Social Justice and Search Rankings


Do you know how Google decides which websites show up on the front page of search results? It uses a complicated algorithm which measures a variety of factors to determine how popular, trustworthy and relevant that website is.

The internet was supposed to be this super democratic, playing-field-leveler, but the way people use it has shown that isn’t really the case. Net neutrality means that internet service providers don’t discriminate against different kinds of online data, so in theory all websites are created equally. But we all know that just putting a website online doesn’t mean anyone will look at it.

Small blog and website owners struggle to get their pages seen and often dabble in SEO, the modern day alchemy of digital marketing.

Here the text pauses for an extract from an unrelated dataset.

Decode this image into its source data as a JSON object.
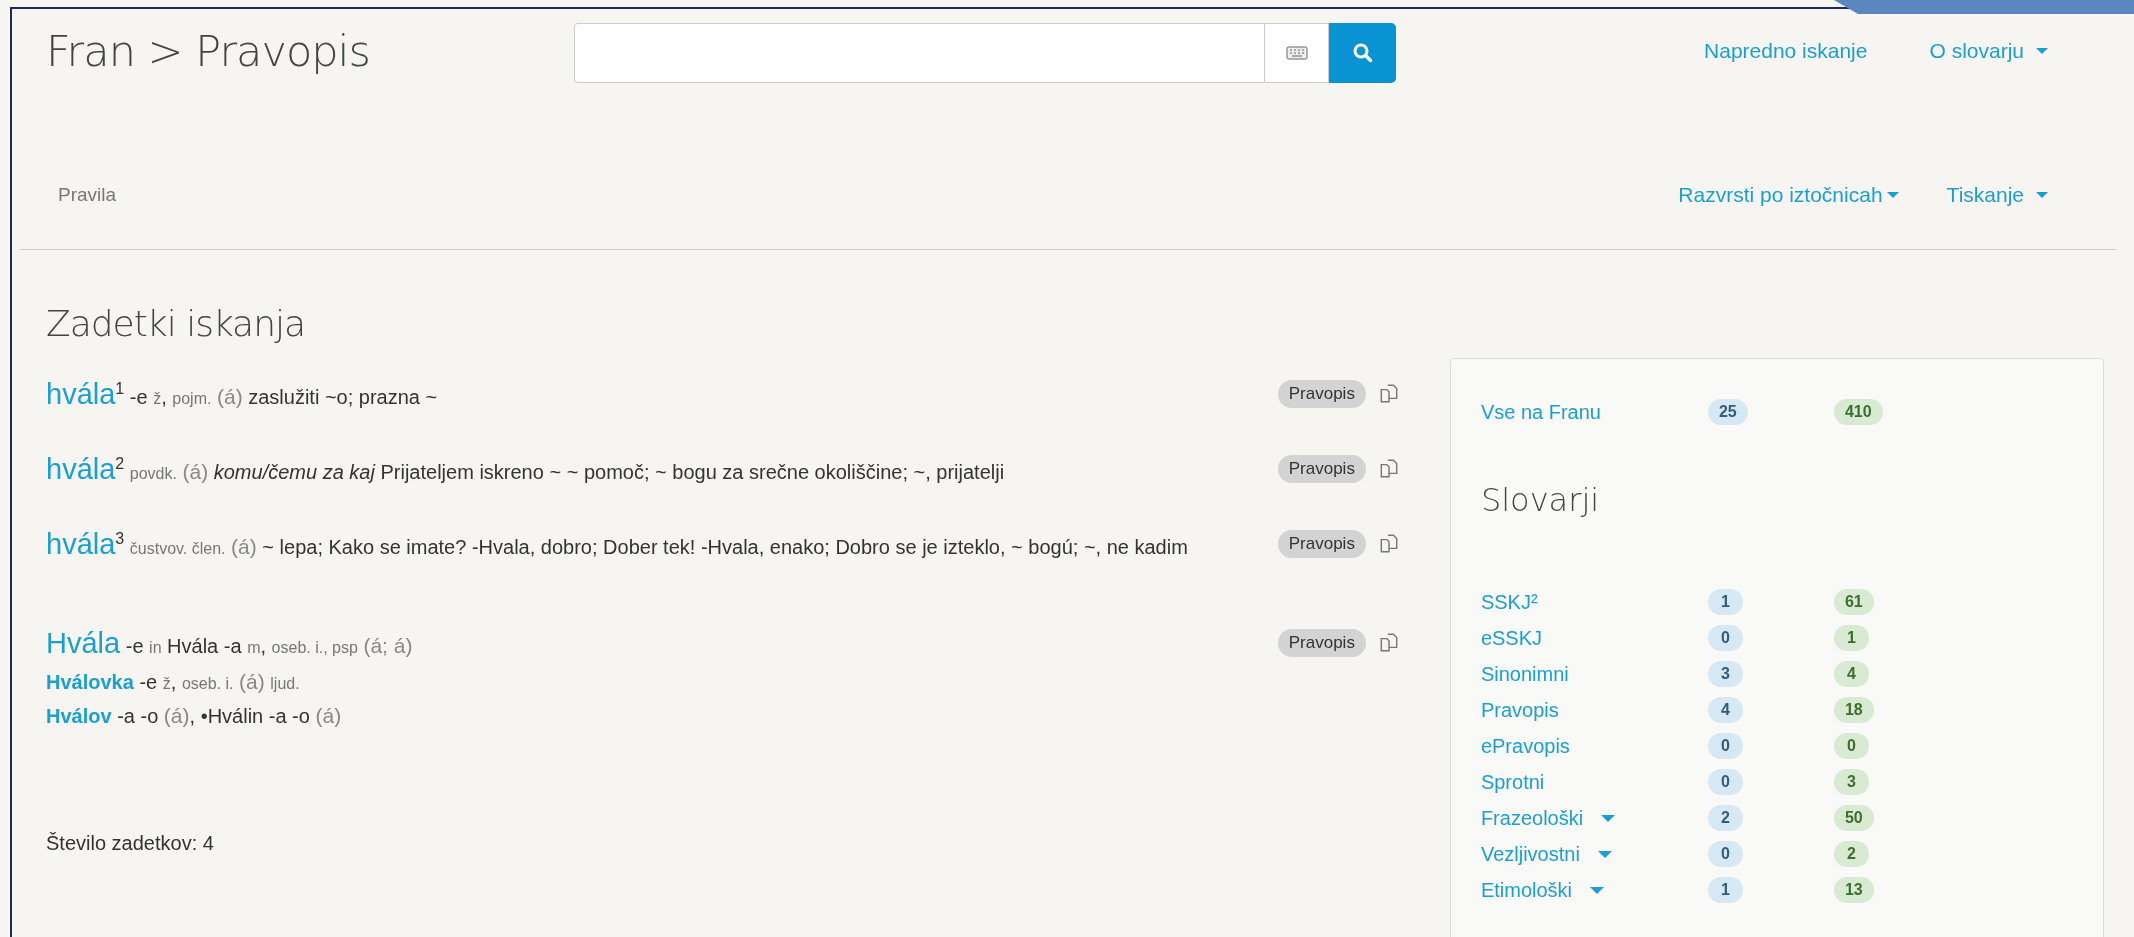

SEO is the process of optimizing your website content and building links in order to climb up the search rankings for the keywords you think people will be using to search for your site. Google gives priority to websites that have loads of inbound links, but not all links are created equal. The more reputable the website that links to you, the more you will benefit from it in terms of SEO.

To be fair to Google, their algorithms are just intended to make sure you can find what you want without having to sift through the vast volumes of rubbish that comprise the majority of online content. The problem is, it favours the same news agencies that dominate offline content, and their method of discriminating between valuable and reliable content can often lead to alternative voices being drowned out.

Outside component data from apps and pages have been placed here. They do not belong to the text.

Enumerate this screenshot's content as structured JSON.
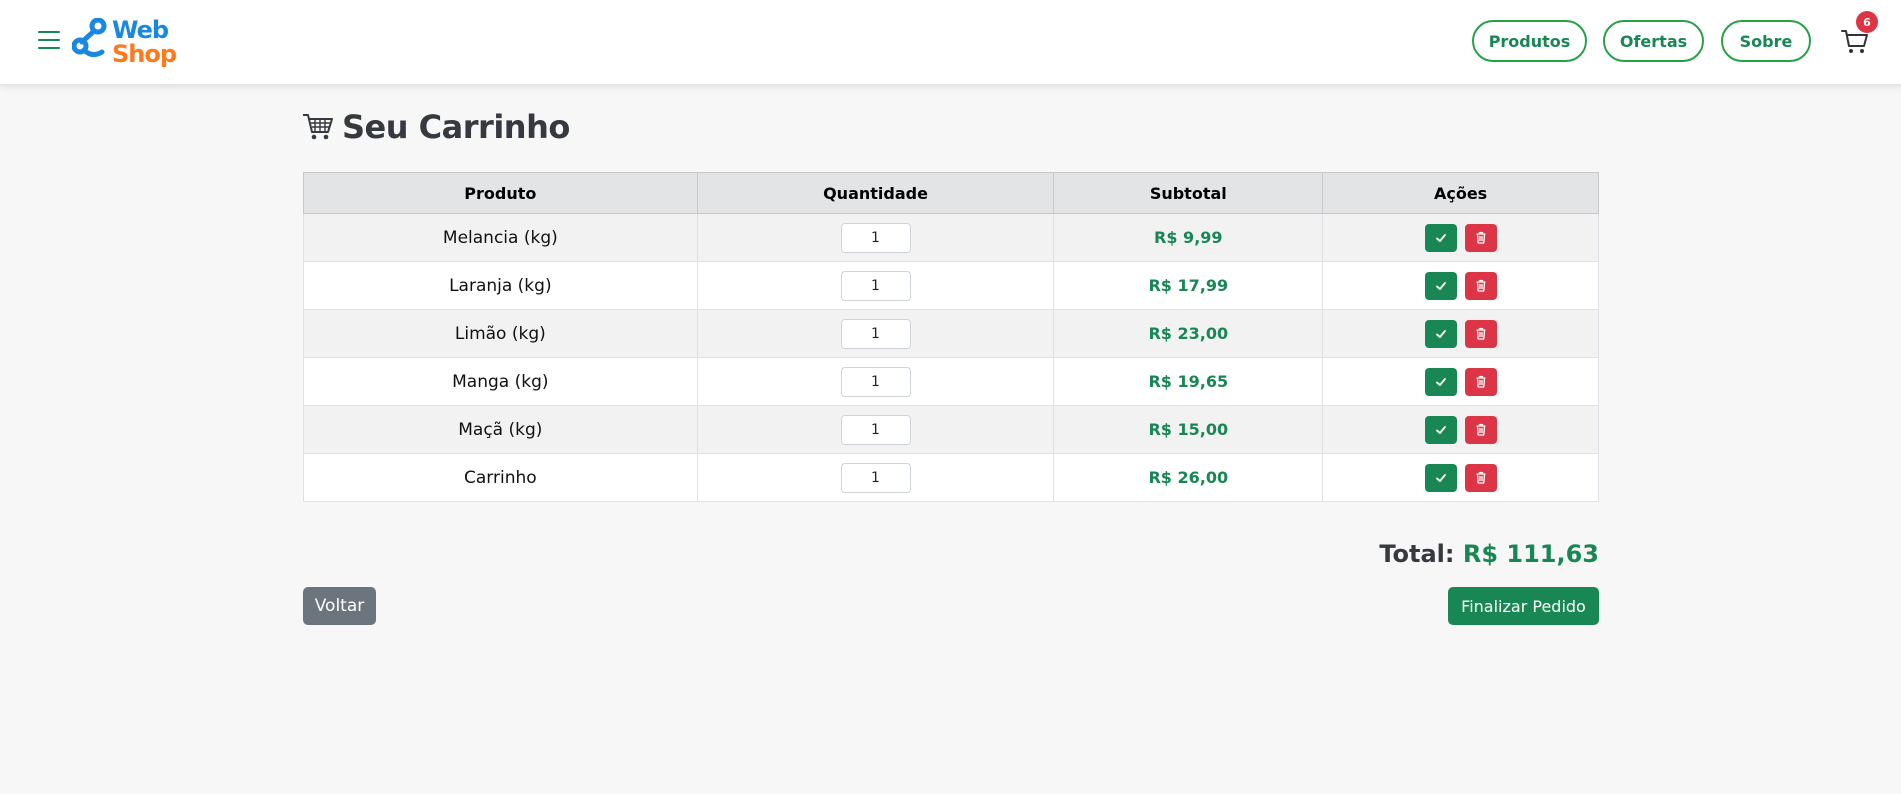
{
  "brand": {
    "word1": "Web",
    "word2": "Shop",
    "color1": "#1a88e0",
    "color2": "#ff7a1a"
  },
  "nav": {
    "items": [
      {
        "label": "Produtos"
      },
      {
        "label": "Ofertas"
      },
      {
        "label": "Sobre"
      }
    ],
    "cart_count": "6"
  },
  "page": {
    "title": "Seu Carrinho"
  },
  "table": {
    "headers": [
      "Produto",
      "Quantidade",
      "Subtotal",
      "Ações"
    ],
    "rows": [
      {
        "product": "Melancia (kg)",
        "quantity": "1",
        "subtotal": "R$ 9,99"
      },
      {
        "product": "Laranja (kg)",
        "quantity": "1",
        "subtotal": "R$ 17,99"
      },
      {
        "product": "Limão (kg)",
        "quantity": "1",
        "subtotal": "R$ 23,00"
      },
      {
        "product": "Manga (kg)",
        "quantity": "1",
        "subtotal": "R$ 19,65"
      },
      {
        "product": "Maçã (kg)",
        "quantity": "1",
        "subtotal": "R$ 15,00"
      },
      {
        "product": "Carrinho",
        "quantity": "1",
        "subtotal": "R$ 26,00"
      }
    ]
  },
  "summary": {
    "total_label": "Total:",
    "total_value": "R$ 111,63"
  },
  "actions": {
    "back_label": "Voltar",
    "finish_label": "Finalizar Pedido"
  },
  "colors": {
    "accent": "#198754",
    "danger": "#dc3545",
    "secondary": "#6c757d"
  }
}
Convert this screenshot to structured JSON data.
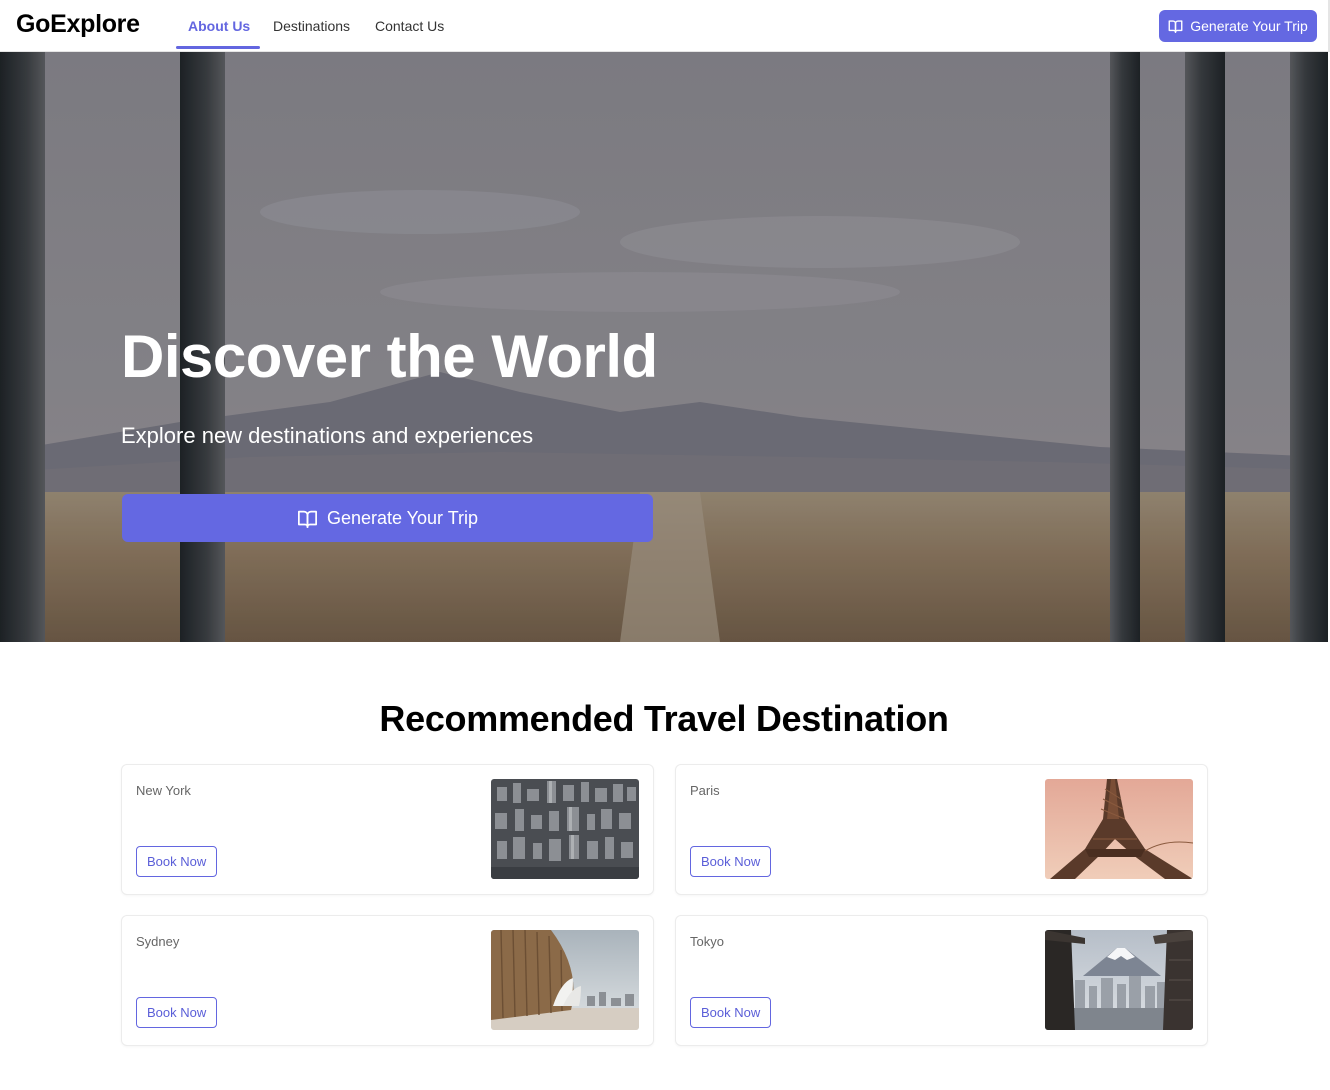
{
  "nav": {
    "brand": "GoExplore",
    "links": [
      {
        "label": "About Us",
        "active": true
      },
      {
        "label": "Destinations",
        "active": false
      },
      {
        "label": "Contact Us",
        "active": false
      }
    ],
    "cta_label": "Generate Your Trip",
    "cta_icon": "book-open-icon"
  },
  "hero": {
    "title": "Discover the World",
    "subtitle": "Explore new destinations and experiences",
    "cta_label": "Generate Your Trip",
    "cta_icon": "book-open-icon"
  },
  "destinations": {
    "title": "Recommended Travel Destination",
    "items": [
      {
        "name": "New York",
        "button": "Book Now"
      },
      {
        "name": "Paris",
        "button": "Book Now"
      },
      {
        "name": "Sydney",
        "button": "Book Now"
      },
      {
        "name": "Tokyo",
        "button": "Book Now"
      }
    ]
  },
  "colors": {
    "accent": "#6468e2",
    "text": "#222222",
    "muted": "#666666"
  }
}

The main way that alternative media outlets, small businesses and indie bloggers could compete with the big boys is by going all out with link building tactics. This meant shed loads of unsolicited emails being sent, pleading pathetically for links, link swaps and guest posts. The most recent trend in SEO is to denounce this tactic as “unethical”.

Google see such link building tactics as a way to “trick” their algorithm, and have been working to distinguish between “black hat SEO” techniques (naughty bad SEO) and “ethical SEO” which depends on “organic links” to “high quality content.” Their argument is that if you create decent content, then people will link to it naturally without you having to beg for links. The problem with this attitude is that it overlooks the fact that the most popular content is rarely the best content, and sometimes oppressed and marginalized voices can’t be heard online as the webmasters don’t have the economic resources to pay for ads and SEO etc.

Link building was a sneaky way for anyone to get their blog on the front page of Google. It still helps page rankings a whole lot, but they are cracking down on it and there are many who associate the practice with shady cyber sharks that plague the web with spammy crap.

Is it too much to expect of a multinational company like Google, that they might consider the little guy (or gal) when designing their next algorithm? I hope there will be some way for them to distinguish between quality content without drowning out marginalized voices.

One clap, two clap, three clap, forty?

By clapping more or less, you can signal to us which stories really stand out.